Public sentiment like this is driving governors and lawmakers in Utah, Texas, and now Florida to act. States place age limitations on numerous activities such as smoking, drinking alcohol, driving, gambling, and entering an enforceable contract. In Utah, Governor Spencer Cox, a Republican, proposed a teens-and-tech agenda in January that included age verification and parental controls, a ban on algorithms targeting children, and a publicly funded education campaign to alert parents and teens to the dangers posed by social media. His agenda was shaped in part by a report, Protecting Teens from Big Tech: Five Policy Ideas for States, that one of us (Wilcox) co-authored.
Pointing to the government’s experience with Big Tobacco, Governor Cox said, “We’re hoping to have that same awakening with other policy-makers. Government is not going to solve all of our problems . . . but it can help us as parents, as individuals, as families to take collective action. If your kid came home at 13 with a cigarette right now . . . you’d probably freak out, right? We’re doing the same thing” with social media. The legislature in Utah just passed two bills targeting social media in response to Cox’s leadership on the tech issue.
Legislators in Texas are also advancing new legislation designed to protect kids from Big Tech. For instance, a groundbreaking bill just filed in Texas would prohibit social-media companies from granting access to minors. This would define a social-media platform as an age-limited product harmful to minors — just like tobacco. In this session, Texas lawmakers have also introduced bills to limit algorithmic targeting of minors; curb the use of social media to engage in prostitution and human trafficking; require age verification for pornographic websites; and place default filters on electronic devices.
Of course, just like Big Tobacco, Big Tech has its defenders. Mark Zuckerberg (founder of Facebook and CEO of Meta) says social media can be “generally positive” for young people’s mental health. Tell that to the parents who are suing the social-media giants for suicides and deaths related to the use of platforms like TikTok and Instagram, including Englyn Roberts’s parents, not to mention the parents who have expressed overwhelming support for new government action on the tech issue.

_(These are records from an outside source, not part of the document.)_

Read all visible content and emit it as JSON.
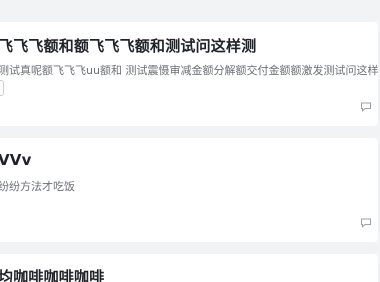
{
  "feed": {
    "posts": [
      {
        "title": "飞飞飞额和额飞飞飞额和测试问这样测",
        "excerpt": "测试真呢额飞飞飞uu额和 测试震慑审减金额分解额交付金额额激发测试问这样测试文具",
        "icon": "comment-icon"
      },
      {
        "title": "VVv",
        "excerpt": "纷纷方法才吃饭",
        "icon": "comment-icon"
      },
      {
        "title": "均咖啡咖啡咖啡"
      }
    ]
  }
}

But because Congress has failed to pass new legislation to rein in Big Tech and give more power to parents to protect their kids from the industry’s worst excesses, it has fallen to states, primarily red ones, to step in and look for ways to give greater power to parents to protect their children. Just last month, Governor Ron DeSantis jumped into the fray with a promise to introduce a legislative agenda this month that would protect “minors from online harms.” He has not spelled out his agenda in detail, but he’s sure to add his own signature policies to advance what has been up until now a largely red-state effort to tame Big Tech. Given the stakes for the country’s kids, especially teenage girls like Englyn Roberts, this growing wave of red-state reform on teens and tech cannot come quickly enough.